Records for this exercise:

○ ○ ○ ○ ○

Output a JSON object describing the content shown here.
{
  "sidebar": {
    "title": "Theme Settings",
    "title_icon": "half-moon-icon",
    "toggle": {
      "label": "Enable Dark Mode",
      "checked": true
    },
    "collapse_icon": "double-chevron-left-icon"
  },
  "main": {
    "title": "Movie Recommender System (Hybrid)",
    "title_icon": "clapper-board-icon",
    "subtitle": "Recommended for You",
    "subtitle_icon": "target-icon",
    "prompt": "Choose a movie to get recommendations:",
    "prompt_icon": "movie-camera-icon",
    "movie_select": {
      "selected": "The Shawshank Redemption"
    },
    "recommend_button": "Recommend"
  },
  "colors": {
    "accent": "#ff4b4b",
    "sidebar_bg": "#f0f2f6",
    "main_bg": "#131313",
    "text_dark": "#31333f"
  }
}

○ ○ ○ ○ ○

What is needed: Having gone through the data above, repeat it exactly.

Result of the task:
Output a JSON object describing the content shown here.
{
  "sidebar": {
    "title": "Theme Settings",
    "title_icon": "half-moon-icon",
    "toggle": {
      "label": "Enable Dark Mode",
      "checked": true
    },
    "collapse_icon": "double-chevron-left-icon"
  },
  "main": {
    "title": "Movie Recommender System (Hybrid)",
    "title_icon": "clapper-board-icon",
    "subtitle": "Recommended for You",
    "subtitle_icon": "target-icon",
    "prompt": "Choose a movie to get recommendations:",
    "prompt_icon": "movie-camera-icon",
    "movie_select": {
      "selected": "The Shawshank Redemption"
    },
    "recommend_button": "Recommend"
  },
  "colors": {
    "accent": "#ff4b4b",
    "sidebar_bg": "#f0f2f6",
    "main_bg": "#131313",
    "text_dark": "#31333f"
  }
}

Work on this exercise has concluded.